With an estimated 100 000 extant species, Darwin wasps (Ichneumonidae) are more specious than all vertebrates together. However, only 288 fossil species have been described to date, with hundreds more awaiting formal description in palaeontological collections. One of the largest gaps in our knowledge concerns the c. 12 million years between the K-PG mass extinction and the late Ypresian, from which only two species have been formally described, including Pimpla stigmatica Henriksen, 1922 from the Danish Fur Formation (c. 55 Ma). I here redescribe and reclassify this species in the genus Epitheronia Gupta, 1962 and describe nine new species from this fossil locality that are consistent with a placement in Pimplinae: Crusopimpla collina n. sp., C. elongata n. sp., C. minuta n. sp., C. rettigi n. sp., C. violina n. sp., Theronia? furensis n. sp., T. nigriscutum n. sp., Xanthopimpla ciboisae n. sp., and X. crescendae n. sp. The diagnosis of the genus Crusopimpla Kopylov, Spasojevic & Klopfstein, 2018 is amend in the light of the new species. By comparing the preserved colouration between and within specimens of different species, we draw conclusions about the taxonomic usefulness of colour patterns observed in Fur Formation ichneumonids. The number of described species of pimpline parasitoid wasps from Fur is very high when compared to any other fossil deposit, but low with respect to numbers of extant species. Further study and excavation of Fur ichneumonids will certainly reveal an even higher diversity.

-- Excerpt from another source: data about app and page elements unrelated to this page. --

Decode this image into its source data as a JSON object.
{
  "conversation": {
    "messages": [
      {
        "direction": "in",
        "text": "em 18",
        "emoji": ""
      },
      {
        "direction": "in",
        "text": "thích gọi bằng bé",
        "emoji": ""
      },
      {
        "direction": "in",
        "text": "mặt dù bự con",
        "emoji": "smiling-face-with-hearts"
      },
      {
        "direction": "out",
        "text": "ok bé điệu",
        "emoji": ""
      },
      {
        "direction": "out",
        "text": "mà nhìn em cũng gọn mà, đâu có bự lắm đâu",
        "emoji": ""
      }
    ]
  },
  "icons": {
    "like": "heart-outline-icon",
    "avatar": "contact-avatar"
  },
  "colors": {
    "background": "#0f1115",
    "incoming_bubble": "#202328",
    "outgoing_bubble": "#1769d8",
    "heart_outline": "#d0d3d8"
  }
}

Pimplinae, Denmark, colour preservation, Darwin wasps, parasitoid wasp, species delimitation, species richness, new combination, new species